And, if $\frac{p}{q}$ has neighbors $a,b$ in some Farey sequence, then $\frac{p}{q}=a\oplus b$.

Because we find the numbers first appearing in a squence having lexicographic order in each step, it is obviouse that if $\frac{p}{q}$ is the first-appearing fraction between $a$ and $b$, then $\frac{p}{q}$ has neighbors $a,b$ in $q$th Farey seqence.

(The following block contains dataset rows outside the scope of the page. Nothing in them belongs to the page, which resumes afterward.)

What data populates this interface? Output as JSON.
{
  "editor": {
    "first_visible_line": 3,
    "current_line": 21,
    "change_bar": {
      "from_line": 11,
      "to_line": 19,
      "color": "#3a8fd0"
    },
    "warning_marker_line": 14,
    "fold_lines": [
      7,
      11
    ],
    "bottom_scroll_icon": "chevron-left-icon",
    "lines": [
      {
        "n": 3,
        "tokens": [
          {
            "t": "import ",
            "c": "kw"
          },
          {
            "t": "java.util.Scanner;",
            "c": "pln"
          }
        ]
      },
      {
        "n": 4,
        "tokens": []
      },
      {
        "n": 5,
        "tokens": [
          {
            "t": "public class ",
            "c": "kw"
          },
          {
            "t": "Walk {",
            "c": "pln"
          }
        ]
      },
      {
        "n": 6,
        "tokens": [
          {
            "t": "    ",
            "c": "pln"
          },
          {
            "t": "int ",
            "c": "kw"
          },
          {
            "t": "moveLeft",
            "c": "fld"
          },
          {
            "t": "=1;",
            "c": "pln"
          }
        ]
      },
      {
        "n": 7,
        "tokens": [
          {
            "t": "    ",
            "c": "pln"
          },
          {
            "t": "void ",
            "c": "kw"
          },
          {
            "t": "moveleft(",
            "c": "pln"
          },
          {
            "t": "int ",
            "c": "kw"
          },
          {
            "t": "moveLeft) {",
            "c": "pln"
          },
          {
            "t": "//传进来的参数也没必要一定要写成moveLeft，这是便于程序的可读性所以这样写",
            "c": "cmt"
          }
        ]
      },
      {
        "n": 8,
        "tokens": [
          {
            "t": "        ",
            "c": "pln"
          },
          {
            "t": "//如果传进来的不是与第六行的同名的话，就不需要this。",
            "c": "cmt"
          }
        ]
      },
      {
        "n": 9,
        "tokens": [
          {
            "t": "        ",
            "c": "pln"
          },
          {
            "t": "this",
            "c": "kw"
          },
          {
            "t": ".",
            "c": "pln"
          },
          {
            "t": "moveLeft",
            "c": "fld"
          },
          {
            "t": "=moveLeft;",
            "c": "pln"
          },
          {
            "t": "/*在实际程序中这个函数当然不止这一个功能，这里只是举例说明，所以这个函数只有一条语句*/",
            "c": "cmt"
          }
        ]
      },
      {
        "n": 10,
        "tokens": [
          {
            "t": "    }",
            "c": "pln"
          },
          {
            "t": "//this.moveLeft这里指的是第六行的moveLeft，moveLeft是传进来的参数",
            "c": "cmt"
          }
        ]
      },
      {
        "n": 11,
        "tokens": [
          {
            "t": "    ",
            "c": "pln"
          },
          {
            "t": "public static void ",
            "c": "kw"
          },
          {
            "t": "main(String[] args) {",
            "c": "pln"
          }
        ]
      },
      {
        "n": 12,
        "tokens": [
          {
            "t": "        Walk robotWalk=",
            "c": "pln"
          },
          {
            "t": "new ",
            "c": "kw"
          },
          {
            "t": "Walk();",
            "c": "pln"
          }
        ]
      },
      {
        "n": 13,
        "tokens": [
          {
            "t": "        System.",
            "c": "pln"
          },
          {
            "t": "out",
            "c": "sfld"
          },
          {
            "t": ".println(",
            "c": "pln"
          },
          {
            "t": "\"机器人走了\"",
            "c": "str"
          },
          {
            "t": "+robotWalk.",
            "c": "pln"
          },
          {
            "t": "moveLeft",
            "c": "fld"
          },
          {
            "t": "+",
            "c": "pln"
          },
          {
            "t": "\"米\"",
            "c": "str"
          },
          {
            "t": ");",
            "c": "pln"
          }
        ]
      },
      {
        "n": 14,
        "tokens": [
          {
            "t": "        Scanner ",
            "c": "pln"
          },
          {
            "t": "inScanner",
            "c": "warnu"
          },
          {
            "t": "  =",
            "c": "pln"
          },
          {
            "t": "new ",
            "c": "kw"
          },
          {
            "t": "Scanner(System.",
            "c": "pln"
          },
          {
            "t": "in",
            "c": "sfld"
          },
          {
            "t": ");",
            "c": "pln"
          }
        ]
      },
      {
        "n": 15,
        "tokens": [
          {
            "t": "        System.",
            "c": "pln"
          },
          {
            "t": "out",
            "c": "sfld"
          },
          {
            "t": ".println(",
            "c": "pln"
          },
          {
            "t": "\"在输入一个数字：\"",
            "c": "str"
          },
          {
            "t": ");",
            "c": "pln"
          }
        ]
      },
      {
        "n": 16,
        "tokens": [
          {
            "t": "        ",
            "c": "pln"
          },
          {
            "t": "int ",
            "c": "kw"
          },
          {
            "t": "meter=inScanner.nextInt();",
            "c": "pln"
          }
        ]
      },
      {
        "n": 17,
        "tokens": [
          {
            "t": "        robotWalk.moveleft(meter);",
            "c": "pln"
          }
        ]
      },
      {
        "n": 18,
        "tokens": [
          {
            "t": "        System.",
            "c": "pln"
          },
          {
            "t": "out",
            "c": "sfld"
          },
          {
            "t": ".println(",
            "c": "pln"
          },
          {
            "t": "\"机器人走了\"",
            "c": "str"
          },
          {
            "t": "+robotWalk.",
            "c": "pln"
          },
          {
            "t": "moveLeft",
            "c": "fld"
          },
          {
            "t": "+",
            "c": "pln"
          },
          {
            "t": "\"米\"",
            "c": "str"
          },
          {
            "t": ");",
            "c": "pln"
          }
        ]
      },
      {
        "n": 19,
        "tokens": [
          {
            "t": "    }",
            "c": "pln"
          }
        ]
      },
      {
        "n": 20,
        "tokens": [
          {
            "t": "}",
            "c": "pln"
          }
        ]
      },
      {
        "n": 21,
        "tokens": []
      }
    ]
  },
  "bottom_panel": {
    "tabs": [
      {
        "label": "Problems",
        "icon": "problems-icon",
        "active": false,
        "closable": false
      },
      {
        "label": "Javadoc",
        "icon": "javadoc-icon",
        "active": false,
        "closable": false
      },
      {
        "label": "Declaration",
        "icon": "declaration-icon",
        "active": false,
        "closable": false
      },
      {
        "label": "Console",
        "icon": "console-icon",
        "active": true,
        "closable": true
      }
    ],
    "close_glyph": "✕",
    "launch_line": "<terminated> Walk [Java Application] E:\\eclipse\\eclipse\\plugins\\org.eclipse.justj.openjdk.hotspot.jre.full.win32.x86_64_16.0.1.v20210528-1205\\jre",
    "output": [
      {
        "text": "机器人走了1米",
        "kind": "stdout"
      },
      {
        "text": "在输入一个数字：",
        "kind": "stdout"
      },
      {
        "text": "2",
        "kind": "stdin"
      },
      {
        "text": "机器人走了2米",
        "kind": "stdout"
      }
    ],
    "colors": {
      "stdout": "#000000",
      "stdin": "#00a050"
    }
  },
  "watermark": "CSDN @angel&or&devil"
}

• Wow, thank you very much, very nicely done! I had never heard of Farey sequences. I was wondering how we know for sure that using the freshman sum indeed yields the same intervals as doing it "by hand" as I tried to explain in the OP. The Wikipedia article explains that Cauchy proved that the mediant (i.e., the freshman sum) provides the correct terms when expanding the sequence. By the way, how do you get the expressions for $a_n, b_n,$ etc. from the $(n-1)$th power of the matrix? I very probably learned this a few years ago, but I forget... (using eigenvalue decomposition, maybe?) Mar 20, 2015 at 21:25
• @DanielL You can compute matrix powers using eigenvalue decomposition. $$\left(\begin{matrix}\sqrt2&-\sqrt2\\1&1\end{matrix}\right) \left(\begin{matrix}\xi_1&0\\0&\xi_2\end{matrix}\right) \left(\begin{matrix}\sqrt2&-\sqrt2\\1&1\end{matrix}\right)^{-1}= \left(\begin{matrix}3&4\\2&3\end{matrix}\right),$$ so $$\left(\begin{matrix}\sqrt2&-\sqrt2\\1&1\end{matrix}\right) \left(\begin{matrix}\xi_1^n&0\\0&\xi_2^n\end{matrix}\right) \left(\begin{matrix}\sqrt2&-\sqrt2\\1&1\end{matrix}\right)^{-1}= \left(\begin{matrix}3&4\\2&3\end{matrix}\right)^n.$$ Mar 20, 2015 at 21:34
I think the claim being made is that you can squeeze $\sqrt 2-1$ between intervals with rational endpoints where the left endpoint has the form $k/n$ and the right has the form $(k+1)/n$.
EDIT: Looking at the edit to the OP, it appears the claim is more subtle than this. The procedure is that the next interval is made from the next two numbers that fit inside the previous interval, which suggests: $[0,1/2]$, $[1/3,3/7]$, $[3/8,4/10]$ ??
• I don't think that is the claim. The claim being made is more subtle. The claim you state is basically the density of the rationals. Also $[1/3,1/2]$ is definitely not in the form you state Mar 20, 2015 at 16:15